KidsCan’s ‘Raincoats for Kids’ programme has reached the 100,000 mark with almost half of the coats being handed out since the Vodafone Warriors began partnering the charity last year.
Just-retired Vodafone Warriors veteran Jerome Ropati – now a club ambassador – joined Prime Minister John Key, Social Development Minister Paula Bennett and National List MP Alfred Ngaro at Lincoln Heights School in Auckland on Friday to celebrate the handing over of the 100,000th KidsCan raincoat to a school child.
Operating since 2005, the children’s charity KidsCan supports more than 400 low decile schools by providing much needed items to vulnerable children including food, raincoats, waterproof trousers, shoes, socks and hygiene products.
KidsCan and the Vodafone Warriors formed a three-year partnership last year which has already seen 45,000 Kiwi kids receive branded Vodafone Warriors raincoats to keep them warm and dry.
These raincoats have been handed out at schools throughout the country with Vodafone Warriors players present many times since the partnership launch at Takanini Primary School in Manukau City.
KidsCan CEO and founder Julie Chapman said the Ministry of Social Development had been a significant supporter of KidsCans programmes since 2009, providing funding to improve the educational prospects of our children in decile one to four schools.
She added this contribution, along with corporate sponsorship, donations from organisations such as Pub Charity and more than 5000 individual ‘In Our Own Backyard’ supporters had enabled the trust to provide 100,000 coats for children in 320 schools across New Zealand.
“Providing raincoats can be a financial struggle for lower income families with many children kept home when it rains,” said Chapman.

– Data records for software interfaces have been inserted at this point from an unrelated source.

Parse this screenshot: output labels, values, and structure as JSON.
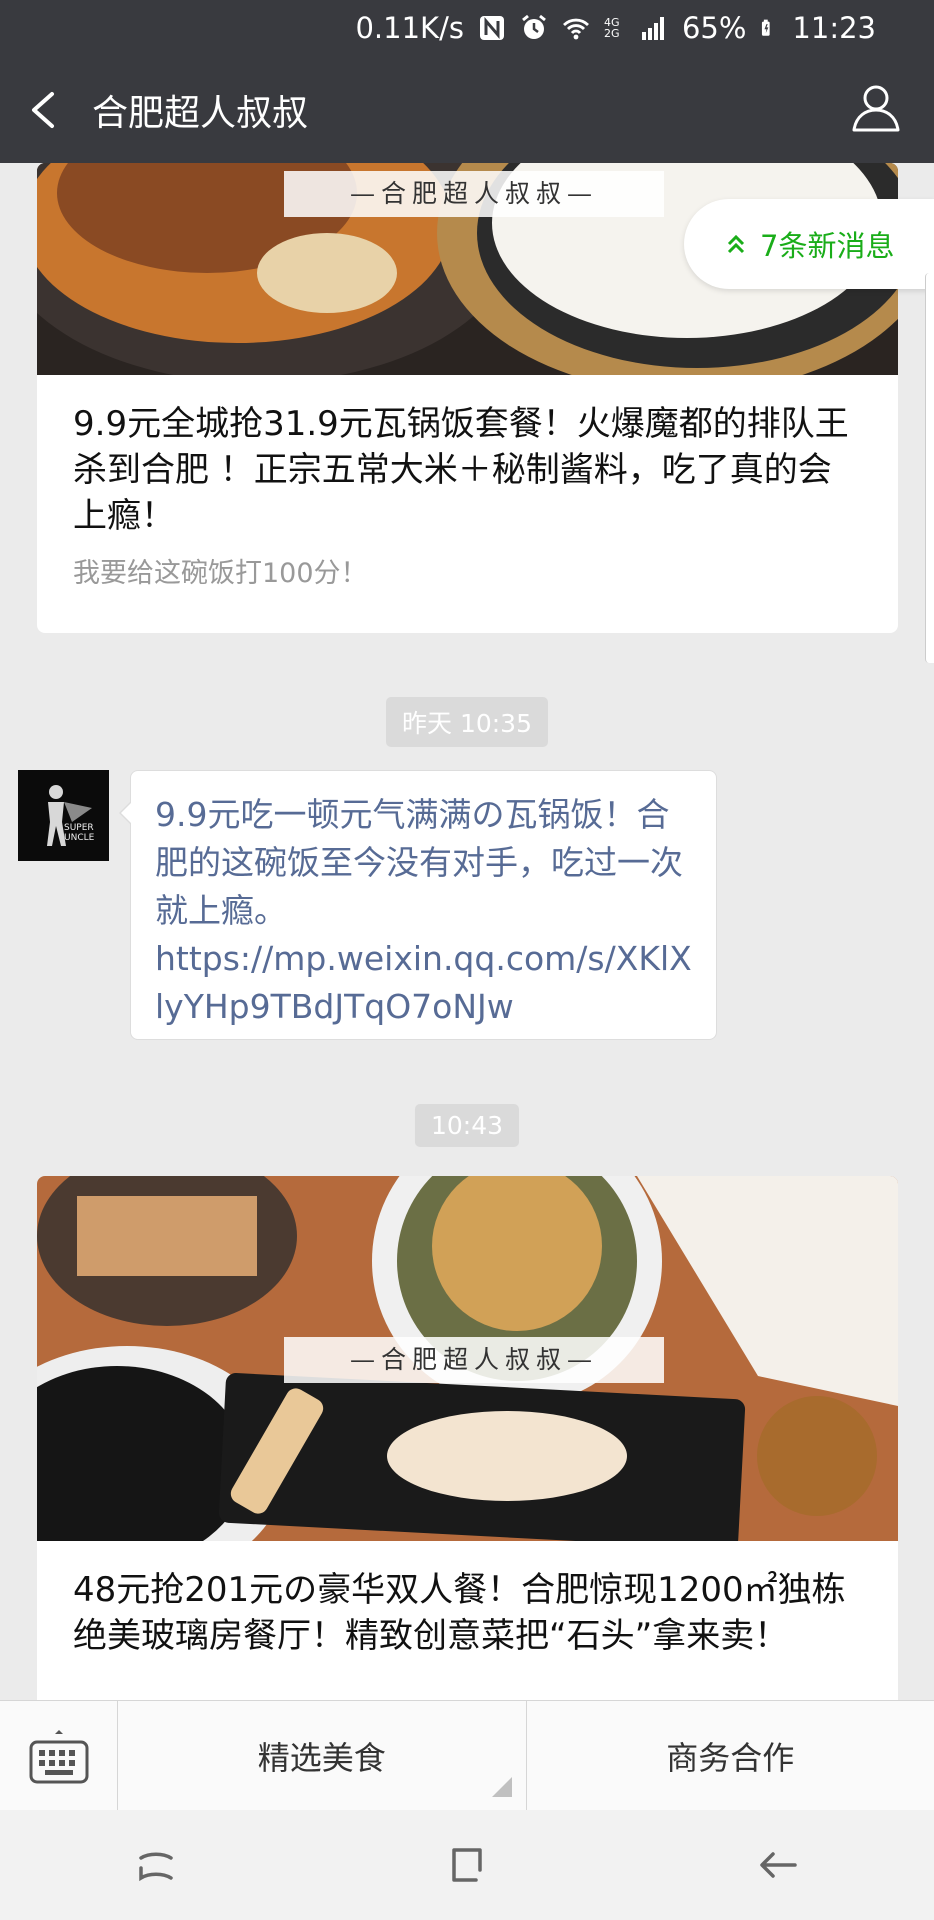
{
  "status_bar": {
    "network_speed": "0.11K/s",
    "signal_badge": "4G 2G",
    "battery": "65%",
    "time": "11:23"
  },
  "header": {
    "title": "合肥超人叔叔",
    "back_icon": "back-arrow-icon",
    "profile_icon": "person-icon"
  },
  "new_messages": {
    "label": "7条新消息"
  },
  "articles": [
    {
      "watermark": "—合肥超人叔叔—",
      "title": "9.9元全城抢31.9元瓦锅饭套餐！火爆魔都的排队王杀到合肥 ！正宗五常大米＋秘制酱料，吃了真的会上瘾！",
      "description": "我要给这碗饭打100分！"
    },
    {
      "watermark": "—合肥超人叔叔—",
      "title": "48元抢201元の豪华双人餐！合肥惊现1200㎡独栋绝美玻璃房餐厅！精致创意菜把“石头”拿来卖！"
    }
  ],
  "timestamps": [
    "昨天 10:35",
    "10:43"
  ],
  "message": {
    "text": "9.9元吃一顿元气满满の瓦锅饭！合肥的这碗饭至今没有对手，吃过一次就上瘾。",
    "link": "https://mp.weixin.qq.com/s/XKlXlyYHp9TBdJTqO7oNJw",
    "avatar_text_1": "SUPER",
    "avatar_text_2": "UNCLE"
  },
  "bottom_menu": {
    "keyboard_icon": "keyboard-icon",
    "items": [
      "精选美食",
      "商务合作"
    ]
  },
  "nav_bar": {
    "icons": [
      "recent-apps-icon",
      "home-icon",
      "back-icon"
    ]
  },
  "colors": {
    "header_bg": "#393a3f",
    "chat_bg": "#ebebeb",
    "accent_green": "#1aad19",
    "link_blue": "#576b95"
  }
}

“Those who do go to school, turn up wet and freezing cold, which makes it very difficult to focus and participate in class. Our partner schools tell us children without coats get sick more often which increases absenteeism.”
The KidsCan ‘Raincoats for Kids’ programme reduces absenteeism and helps to build self-esteem and a culture of belonging at school.
Massey University research found there is no stigma associated with the raincoats and children take very good care of them. Some even sleep in them as it is the warmest item of clothing they own. There are also many examples of the raincoats reducing social differences as less fortunate children now look the same as their peers and can attend activities as a unified group.
Lincoln Heights School principal Debbie Waikato is just one of the many school principals who have expressed their gratitude and appreciation for the practical support KidsCan provides.
“We are a school focused on bringing out the best in each of our children and helping them to reach new heights in their educational journey,” she said.
“KidsCan helps children meet their potential by reducing barriers to attendance, engagement and learning. Our school truly appreciates the generosity of KidsCan and its partners. They are really making a difference for our children and their futures.”
Vodafone Warriors chief executive Wayne Scurrah said the club was delighted it was able to support KidsCan and in-need school children in such a tangible way.
“It’s a special thrill for us as a club and for our players knowing how much of a difference it’s making to the school kids benefiting from the programme,” he said.
“Seeing the excitement on kids’ faces when they find out they’re all being given a raincoat is priceless, a really heart-warming experience.”
KidsCan runs three other programmes: 'Food for Kids' which supports 12,500 hungry children a week, 'Shoes for Kids’, with 20,000 pairs being given out this year and ’Health for Kids’, which targets head lice, skin infections and provides funding for prescription medicine.